Any sort of wood will do. Exterior grade plywood is the best but plank wood makes cutting easier. Remember to adjust the dimensions of the floor to suit the thickness of the wood you use. The dimensions shown are for 15mm thickness. Galvanised nails will last longer than ordinary nails. Seal the sides with sealant as you build, to make the box both windproof and waterproof. A small drainage hole in the base is essential to let liquid waste drain away or in open front boxes to let any rainwater drain away.
Do not be tempted to add a perch as this allows predators to intimidate the nestlings and may force the adult birds to leave. The hole should be at the top of the box to keep the young out of the reach of cats or squirrels. Hole size is important as great tits will oust blue tits if they can get in the box. Blue tit and coal tit 25mm hole, great tit 28mm hole, house sparrow 32mm hole.
The birds may be seen pecking at the hole. This does not mean that the hole is too small. If you increase the hole you may lose the birds. Painting the box is not necessary. Indeed some colours have been proved to put birds off. A coat of linseed oil will keep the wood from drying out, though is not essential. Some wood preservatives can be poisonous to animals so they are best avoided.
Where to fix your nestbox
The nestbox should be shaded from the hot sun and sheltered from prevailing winds. In the United Kingdom this means facing north-east, east or south east. If necessary place the hole in the side of the box. A little early morning sun will do no harm. Between 2m and 3m above ground level is best. Most birds like a clear flight path into the nestbox so avoid any obvious obstructions.
Boxes too close together or near a bird table will invite competition, so allow birds a bit of their own territory. A little piece of dried moss placed in the bottom of your nestbox may be just enough to attract a family.
REMEMBER: Clean out the box every year. Rinse with boiling water to kill parasites. Good luck!
What to do more?
Contact the Woodland Trust Nature Detectives they have a huge bank of free resources and games to make learning about nature easy and fun. Download everything you need from leaf ID sheets and wildlife puzzles to seasonal charts and woodland log books.

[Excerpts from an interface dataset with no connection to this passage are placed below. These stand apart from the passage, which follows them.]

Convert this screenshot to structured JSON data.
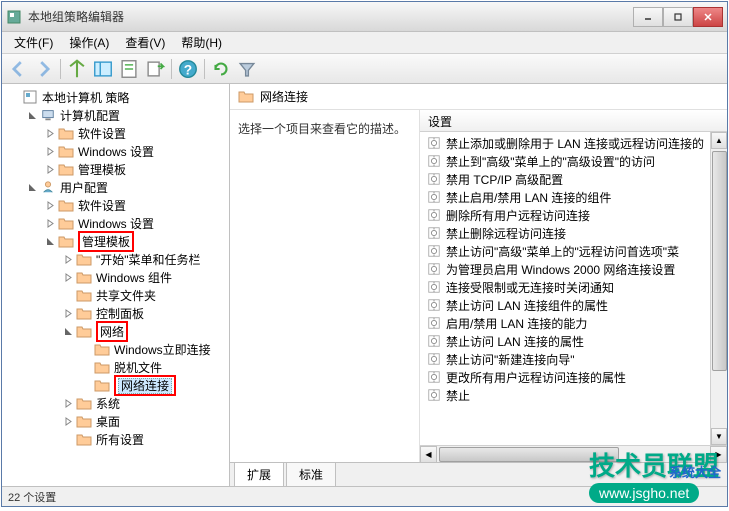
{
  "window": {
    "title": "本地组策略编辑器"
  },
  "menu": {
    "file": "文件(F)",
    "action": "操作(A)",
    "view": "查看(V)",
    "help": "帮助(H)"
  },
  "tree": {
    "root": "本地计算机 策略",
    "computer": "计算机配置",
    "c_software": "软件设置",
    "c_windows": "Windows 设置",
    "c_templates": "管理模板",
    "user": "用户配置",
    "u_software": "软件设置",
    "u_windows": "Windows 设置",
    "u_templates": "管理模板",
    "start_taskbar": "\"开始\"菜单和任务栏",
    "win_components": "Windows 组件",
    "shared_folders": "共享文件夹",
    "control_panel": "控制面板",
    "network": "网络",
    "win_instant": "Windows立即连接",
    "offline_files": "脱机文件",
    "net_connections": "网络连接",
    "system": "系统",
    "desktop": "桌面",
    "all_settings": "所有设置"
  },
  "detail": {
    "title": "网络连接",
    "desc": "选择一个项目来查看它的描述。",
    "col_header": "设置"
  },
  "settings": [
    "禁止添加或删除用于 LAN 连接或远程访问连接的",
    "禁止到\"高级\"菜单上的\"高级设置\"的访问",
    "禁用 TCP/IP 高级配置",
    "禁止启用/禁用 LAN 连接的组件",
    "删除所有用户远程访问连接",
    "禁止删除远程访问连接",
    "禁止访问\"高级\"菜单上的\"远程访问首选项\"菜",
    "为管理员启用 Windows 2000 网络连接设置",
    "连接受限制或无连接时关闭通知",
    "禁止访问 LAN 连接组件的属性",
    "启用/禁用 LAN 连接的能力",
    "禁止访问 LAN 连接的属性",
    "禁止访问\"新建连接向导\"",
    "更改所有用户远程访问连接的属性",
    "禁止"
  ],
  "tabs": {
    "extended": "扩展",
    "standard": "标准"
  },
  "status": "22 个设置",
  "watermark": {
    "text": "技术员联盟",
    "url": "www.jsgho.net",
    "side": "系统大全"
  }
}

For further information contact the Woodland Trust.
The Carrickfergus in Bloom initiative is organised by Carrickfergus Borough Council.